Exercise: Please reproduce the data in its entirety, word for word.

[Data shown]

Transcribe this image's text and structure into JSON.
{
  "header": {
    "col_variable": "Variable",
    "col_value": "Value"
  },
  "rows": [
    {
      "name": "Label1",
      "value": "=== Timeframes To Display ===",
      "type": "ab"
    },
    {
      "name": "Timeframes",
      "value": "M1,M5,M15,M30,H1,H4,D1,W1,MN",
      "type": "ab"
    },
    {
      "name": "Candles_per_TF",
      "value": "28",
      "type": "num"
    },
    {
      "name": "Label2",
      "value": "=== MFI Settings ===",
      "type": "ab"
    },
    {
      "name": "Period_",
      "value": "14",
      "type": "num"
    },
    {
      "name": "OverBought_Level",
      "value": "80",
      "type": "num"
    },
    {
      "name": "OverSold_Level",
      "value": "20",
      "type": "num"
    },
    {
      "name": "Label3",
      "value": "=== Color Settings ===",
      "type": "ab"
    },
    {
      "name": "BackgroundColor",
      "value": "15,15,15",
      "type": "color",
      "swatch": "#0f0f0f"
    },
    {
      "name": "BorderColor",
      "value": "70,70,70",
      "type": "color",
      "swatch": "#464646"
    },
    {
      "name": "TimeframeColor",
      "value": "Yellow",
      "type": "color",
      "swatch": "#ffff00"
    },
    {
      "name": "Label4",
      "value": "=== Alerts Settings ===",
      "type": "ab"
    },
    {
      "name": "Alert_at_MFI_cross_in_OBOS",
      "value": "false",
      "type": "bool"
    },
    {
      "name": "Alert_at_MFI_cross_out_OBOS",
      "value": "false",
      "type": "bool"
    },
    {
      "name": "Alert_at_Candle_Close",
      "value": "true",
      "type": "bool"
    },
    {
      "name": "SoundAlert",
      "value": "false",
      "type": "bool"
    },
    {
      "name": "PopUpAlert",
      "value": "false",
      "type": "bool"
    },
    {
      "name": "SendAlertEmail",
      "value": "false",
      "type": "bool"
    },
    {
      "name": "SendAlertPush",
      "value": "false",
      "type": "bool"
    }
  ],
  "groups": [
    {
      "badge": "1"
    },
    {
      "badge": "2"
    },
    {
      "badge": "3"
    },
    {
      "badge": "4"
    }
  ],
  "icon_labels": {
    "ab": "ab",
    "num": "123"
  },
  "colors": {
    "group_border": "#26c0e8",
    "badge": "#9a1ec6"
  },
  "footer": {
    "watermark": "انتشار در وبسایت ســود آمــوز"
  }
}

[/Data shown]

Answer area:
Transcribe this image's text and structure into JSON.
{
  "header": {
    "col_variable": "Variable",
    "col_value": "Value"
  },
  "rows": [
    {
      "name": "Label1",
      "value": "=== Timeframes To Display ===",
      "type": "ab"
    },
    {
      "name": "Timeframes",
      "value": "M1,M5,M15,M30,H1,H4,D1,W1,MN",
      "type": "ab"
    },
    {
      "name": "Candles_per_TF",
      "value": "28",
      "type": "num"
    },
    {
      "name": "Label2",
      "value": "=== MFI Settings ===",
      "type": "ab"
    },
    {
      "name": "Period_",
      "value": "14",
      "type": "num"
    },
    {
      "name": "OverBought_Level",
      "value": "80",
      "type": "num"
    },
    {
      "name": "OverSold_Level",
      "value": "20",
      "type": "num"
    },
    {
      "name": "Label3",
      "value": "=== Color Settings ===",
      "type": "ab"
    },
    {
      "name": "BackgroundColor",
      "value": "15,15,15",
      "type": "color",
      "swatch": "#0f0f0f"
    },
    {
      "name": "BorderColor",
      "value": "70,70,70",
      "type": "color",
      "swatch": "#464646"
    },
    {
      "name": "TimeframeColor",
      "value": "Yellow",
      "type": "color",
      "swatch": "#ffff00"
    },
    {
      "name": "Label4",
      "value": "=== Alerts Settings ===",
      "type": "ab"
    },
    {
      "name": "Alert_at_MFI_cross_in_OBOS",
      "value": "false",
      "type": "bool"
    },
    {
      "name": "Alert_at_MFI_cross_out_OBOS",
      "value": "false",
      "type": "bool"
    },
    {
      "name": "Alert_at_Candle_Close",
      "value": "true",
      "type": "bool"
    },
    {
      "name": "SoundAlert",
      "value": "false",
      "type": "bool"
    },
    {
      "name": "PopUpAlert",
      "value": "false",
      "type": "bool"
    },
    {
      "name": "SendAlertEmail",
      "value": "false",
      "type": "bool"
    },
    {
      "name": "SendAlertPush",
      "value": "false",
      "type": "bool"
    }
  ],
  "groups": [
    {
      "badge": "1"
    },
    {
      "badge": "2"
    },
    {
      "badge": "3"
    },
    {
      "badge": "4"
    }
  ],
  "icon_labels": {
    "ab": "ab",
    "num": "123"
  },
  "colors": {
    "group_border": "#26c0e8",
    "badge": "#9a1ec6"
  },
  "footer": {
    "watermark": "انتشار در وبسایت ســود آمــوز"
  }
}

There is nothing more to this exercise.